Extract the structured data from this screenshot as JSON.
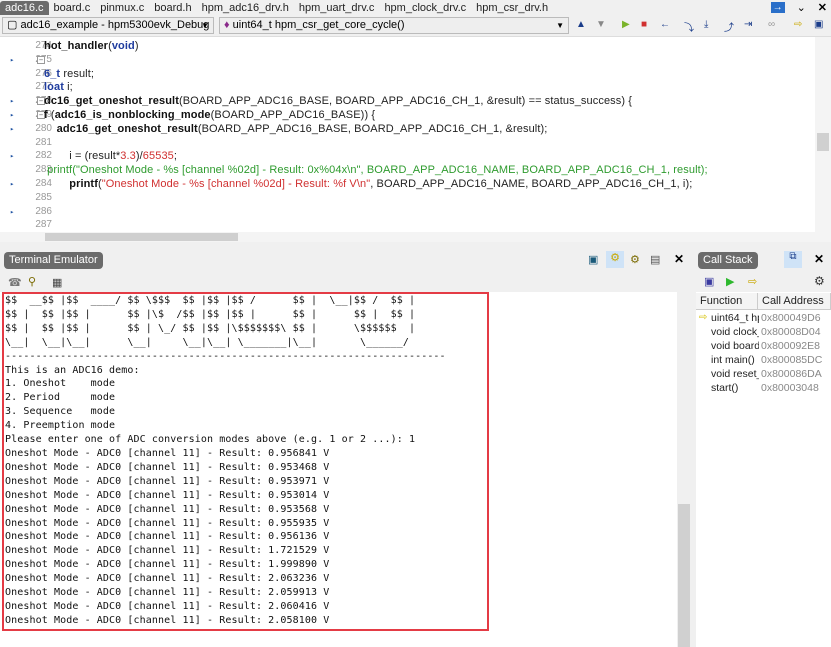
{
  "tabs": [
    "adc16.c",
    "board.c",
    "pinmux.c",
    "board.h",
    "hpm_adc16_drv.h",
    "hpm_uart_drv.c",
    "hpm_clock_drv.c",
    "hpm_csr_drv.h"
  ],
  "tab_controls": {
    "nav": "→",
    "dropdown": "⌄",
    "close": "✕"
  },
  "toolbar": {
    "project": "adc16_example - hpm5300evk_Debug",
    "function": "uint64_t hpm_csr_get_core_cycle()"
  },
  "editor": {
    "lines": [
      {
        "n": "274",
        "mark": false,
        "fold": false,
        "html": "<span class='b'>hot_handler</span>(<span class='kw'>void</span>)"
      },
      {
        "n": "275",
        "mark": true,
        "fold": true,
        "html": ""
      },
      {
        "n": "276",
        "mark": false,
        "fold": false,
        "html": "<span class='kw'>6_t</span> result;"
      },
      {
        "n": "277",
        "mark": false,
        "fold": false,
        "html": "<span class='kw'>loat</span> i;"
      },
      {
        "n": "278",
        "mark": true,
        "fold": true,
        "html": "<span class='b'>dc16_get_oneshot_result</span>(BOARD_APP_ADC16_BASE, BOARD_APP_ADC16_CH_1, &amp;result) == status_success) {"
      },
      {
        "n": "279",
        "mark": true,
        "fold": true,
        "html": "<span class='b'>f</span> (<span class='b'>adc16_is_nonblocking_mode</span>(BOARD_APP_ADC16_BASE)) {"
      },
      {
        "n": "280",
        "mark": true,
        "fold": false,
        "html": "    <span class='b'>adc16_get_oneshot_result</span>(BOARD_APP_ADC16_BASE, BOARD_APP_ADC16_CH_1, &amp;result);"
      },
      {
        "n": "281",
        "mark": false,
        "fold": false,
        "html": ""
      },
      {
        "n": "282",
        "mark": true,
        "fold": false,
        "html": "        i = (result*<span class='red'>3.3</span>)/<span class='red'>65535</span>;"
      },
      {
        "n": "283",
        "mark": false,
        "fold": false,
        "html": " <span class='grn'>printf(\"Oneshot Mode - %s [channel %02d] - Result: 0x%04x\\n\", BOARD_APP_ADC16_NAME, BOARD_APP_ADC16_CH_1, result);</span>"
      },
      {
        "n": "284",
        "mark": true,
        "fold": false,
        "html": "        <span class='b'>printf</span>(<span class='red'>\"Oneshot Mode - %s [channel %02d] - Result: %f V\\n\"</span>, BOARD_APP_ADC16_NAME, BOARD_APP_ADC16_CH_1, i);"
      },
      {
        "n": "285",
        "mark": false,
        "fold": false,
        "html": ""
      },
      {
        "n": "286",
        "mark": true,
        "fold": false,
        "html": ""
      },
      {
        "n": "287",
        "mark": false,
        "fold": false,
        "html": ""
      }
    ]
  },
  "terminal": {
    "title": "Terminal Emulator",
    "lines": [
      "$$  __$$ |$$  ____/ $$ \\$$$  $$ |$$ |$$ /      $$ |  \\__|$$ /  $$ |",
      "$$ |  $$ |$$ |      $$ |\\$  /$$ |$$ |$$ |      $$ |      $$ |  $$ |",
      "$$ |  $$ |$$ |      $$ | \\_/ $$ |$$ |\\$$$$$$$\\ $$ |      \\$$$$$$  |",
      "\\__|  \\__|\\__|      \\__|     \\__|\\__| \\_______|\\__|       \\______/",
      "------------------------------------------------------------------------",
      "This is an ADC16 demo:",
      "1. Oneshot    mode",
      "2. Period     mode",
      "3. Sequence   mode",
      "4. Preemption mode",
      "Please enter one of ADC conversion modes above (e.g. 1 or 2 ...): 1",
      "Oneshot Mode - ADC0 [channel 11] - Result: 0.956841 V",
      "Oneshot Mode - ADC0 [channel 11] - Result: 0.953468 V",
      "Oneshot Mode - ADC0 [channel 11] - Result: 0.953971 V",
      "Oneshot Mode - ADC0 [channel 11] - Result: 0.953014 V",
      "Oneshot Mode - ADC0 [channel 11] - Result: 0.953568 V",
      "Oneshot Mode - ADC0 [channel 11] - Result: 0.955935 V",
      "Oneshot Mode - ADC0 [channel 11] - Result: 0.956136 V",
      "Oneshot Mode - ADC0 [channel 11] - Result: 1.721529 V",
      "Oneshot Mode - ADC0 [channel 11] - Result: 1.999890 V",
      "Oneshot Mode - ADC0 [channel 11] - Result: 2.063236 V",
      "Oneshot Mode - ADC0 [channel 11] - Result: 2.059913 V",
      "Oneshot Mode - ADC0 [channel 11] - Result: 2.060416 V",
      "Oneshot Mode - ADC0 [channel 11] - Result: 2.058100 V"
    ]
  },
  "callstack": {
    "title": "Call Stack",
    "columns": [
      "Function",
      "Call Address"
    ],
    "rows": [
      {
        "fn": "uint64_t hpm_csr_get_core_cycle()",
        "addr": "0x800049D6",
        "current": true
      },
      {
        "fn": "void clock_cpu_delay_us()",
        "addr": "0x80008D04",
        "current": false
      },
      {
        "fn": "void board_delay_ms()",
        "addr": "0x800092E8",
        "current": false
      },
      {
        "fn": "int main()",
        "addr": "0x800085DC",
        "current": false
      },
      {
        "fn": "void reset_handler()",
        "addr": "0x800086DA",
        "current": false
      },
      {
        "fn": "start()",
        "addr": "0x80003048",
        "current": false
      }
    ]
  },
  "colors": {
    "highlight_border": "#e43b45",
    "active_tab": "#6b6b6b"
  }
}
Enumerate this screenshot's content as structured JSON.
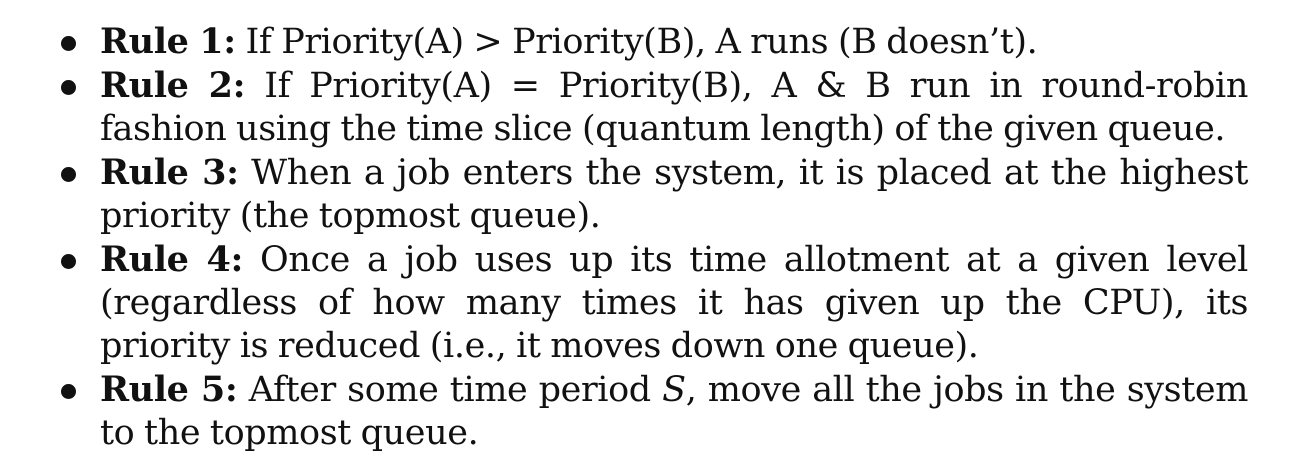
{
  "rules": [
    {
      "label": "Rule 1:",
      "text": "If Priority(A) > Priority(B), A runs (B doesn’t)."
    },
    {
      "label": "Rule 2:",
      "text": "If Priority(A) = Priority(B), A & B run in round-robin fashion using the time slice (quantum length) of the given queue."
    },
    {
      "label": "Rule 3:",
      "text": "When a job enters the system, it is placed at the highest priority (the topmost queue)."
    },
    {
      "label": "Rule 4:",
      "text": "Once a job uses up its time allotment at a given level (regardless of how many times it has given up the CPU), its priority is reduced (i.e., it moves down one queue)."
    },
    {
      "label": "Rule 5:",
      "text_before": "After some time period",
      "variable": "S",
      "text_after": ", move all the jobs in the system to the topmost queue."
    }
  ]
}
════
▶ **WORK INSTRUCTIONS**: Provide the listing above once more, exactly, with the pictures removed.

▶ **WRITTEN ANSWER**:
Extract the structured data from this screenshot as JSON.
{
  "tabs": [
    "adc16.c",
    "board.c",
    "pinmux.c",
    "board.h",
    "hpm_adc16_drv.h",
    "hpm_uart_drv.c",
    "hpm_clock_drv.c",
    "hpm_csr_drv.h"
  ],
  "tab_controls": {
    "nav": "→",
    "dropdown": "⌄",
    "close": "✕"
  },
  "toolbar": {
    "project": "adc16_example - hpm5300evk_Debug",
    "function": "uint64_t hpm_csr_get_core_cycle()"
  },
  "editor": {
    "lines": [
      {
        "n": "274",
        "mark": false,
        "fold": false,
        "html": "<span class='b'>hot_handler</span>(<span class='kw'>void</span>)"
      },
      {
        "n": "275",
        "mark": true,
        "fold": true,
        "html": ""
      },
      {
        "n": "276",
        "mark": false,
        "fold": false,
        "html": "<span class='kw'>6_t</span> result;"
      },
      {
        "n": "277",
        "mark": false,
        "fold": false,
        "html": "<span class='kw'>loat</span> i;"
      },
      {
        "n": "278",
        "mark": true,
        "fold": true,
        "html": "<span class='b'>dc16_get_oneshot_result</span>(BOARD_APP_ADC16_BASE, BOARD_APP_ADC16_CH_1, &amp;result) == status_success) {"
      },
      {
        "n": "279",
        "mark": true,
        "fold": true,
        "html": "<span class='b'>f</span> (<span class='b'>adc16_is_nonblocking_mode</span>(BOARD_APP_ADC16_BASE)) {"
      },
      {
        "n": "280",
        "mark": true,
        "fold": false,
        "html": "    <span class='b'>adc16_get_oneshot_result</span>(BOARD_APP_ADC16_BASE, BOARD_APP_ADC16_CH_1, &amp;result);"
      },
      {
        "n": "281",
        "mark": false,
        "fold": false,
        "html": ""
      },
      {
        "n": "282",
        "mark": true,
        "fold": false,
        "html": "        i = (result*<span class='red'>3.3</span>)/<span class='red'>65535</span>;"
      },
      {
        "n": "283",
        "mark": false,
        "fold": false,
        "html": " <span class='grn'>printf(\"Oneshot Mode - %s [channel %02d] - Result: 0x%04x\\n\", BOARD_APP_ADC16_NAME, BOARD_APP_ADC16_CH_1, result);</span>"
      },
      {
        "n": "284",
        "mark": true,
        "fold": false,
        "html": "        <span class='b'>printf</span>(<span class='red'>\"Oneshot Mode - %s [channel %02d] - Result: %f V\\n\"</span>, BOARD_APP_ADC16_NAME, BOARD_APP_ADC16_CH_1, i);"
      },
      {
        "n": "285",
        "mark": false,
        "fold": false,
        "html": ""
      },
      {
        "n": "286",
        "mark": true,
        "fold": false,
        "html": ""
      },
      {
        "n": "287",
        "mark": false,
        "fold": false,
        "html": ""
      }
    ]
  },
  "terminal": {
    "title": "Terminal Emulator",
    "lines": [
      "$$  __$$ |$$  ____/ $$ \\$$$  $$ |$$ |$$ /      $$ |  \\__|$$ /  $$ |",
      "$$ |  $$ |$$ |      $$ |\\$  /$$ |$$ |$$ |      $$ |      $$ |  $$ |",
      "$$ |  $$ |$$ |      $$ | \\_/ $$ |$$ |\\$$$$$$$\\ $$ |      \\$$$$$$  |",
      "\\__|  \\__|\\__|      \\__|     \\__|\\__| \\_______|\\__|       \\______/",
      "------------------------------------------------------------------------",
      "This is an ADC16 demo:",
      "1. Oneshot    mode",
      "2. Period     mode",
      "3. Sequence   mode",
      "4. Preemption mode",
      "Please enter one of ADC conversion modes above (e.g. 1 or 2 ...): 1",
      "Oneshot Mode - ADC0 [channel 11] - Result: 0.956841 V",
      "Oneshot Mode - ADC0 [channel 11] - Result: 0.953468 V",
      "Oneshot Mode - ADC0 [channel 11] - Result: 0.953971 V",
      "Oneshot Mode - ADC0 [channel 11] - Result: 0.953014 V",
      "Oneshot Mode - ADC0 [channel 11] - Result: 0.953568 V",
      "Oneshot Mode - ADC0 [channel 11] - Result: 0.955935 V",
      "Oneshot Mode - ADC0 [channel 11] - Result: 0.956136 V",
      "Oneshot Mode - ADC0 [channel 11] - Result: 1.721529 V",
      "Oneshot Mode - ADC0 [channel 11] - Result: 1.999890 V",
      "Oneshot Mode - ADC0 [channel 11] - Result: 2.063236 V",
      "Oneshot Mode - ADC0 [channel 11] - Result: 2.059913 V",
      "Oneshot Mode - ADC0 [channel 11] - Result: 2.060416 V",
      "Oneshot Mode - ADC0 [channel 11] - Result: 2.058100 V"
    ]
  },
  "callstack": {
    "title": "Call Stack",
    "columns": [
      "Function",
      "Call Address"
    ],
    "rows": [
      {
        "fn": "uint64_t hpm_csr_get_core_cycle()",
        "addr": "0x800049D6",
        "current": true
      },
      {
        "fn": "void clock_cpu_delay_us()",
        "addr": "0x80008D04",
        "current": false
      },
      {
        "fn": "void board_delay_ms()",
        "addr": "0x800092E8",
        "current": false
      },
      {
        "fn": "int main()",
        "addr": "0x800085DC",
        "current": false
      },
      {
        "fn": "void reset_handler()",
        "addr": "0x800086DA",
        "current": false
      },
      {
        "fn": "start()",
        "addr": "0x80003048",
        "current": false
      }
    ]
  },
  "colors": {
    "highlight_border": "#e43b45",
    "active_tab": "#6b6b6b"
  }
}
Enumerate this screenshot's content as structured JSON.
{
  "rules": [
    {
      "label": "Rule 1:",
      "text": "If Priority(A) > Priority(B), A runs (B doesn’t)."
    },
    {
      "label": "Rule 2:",
      "text": "If Priority(A) = Priority(B), A & B run in round-robin fashion using the time slice (quantum length) of the given queue."
    },
    {
      "label": "Rule 3:",
      "text": "When a job enters the system, it is placed at the highest priority (the topmost queue)."
    },
    {
      "label": "Rule 4:",
      "text": "Once a job uses up its time allotment at a given level (regardless of how many times it has given up the CPU), its priority is reduced (i.e., it moves down one queue)."
    },
    {
      "label": "Rule 5:",
      "text_before": "After some time period",
      "variable": "S",
      "text_after": ", move all the jobs in the system to the topmost queue."
    }
  ]
}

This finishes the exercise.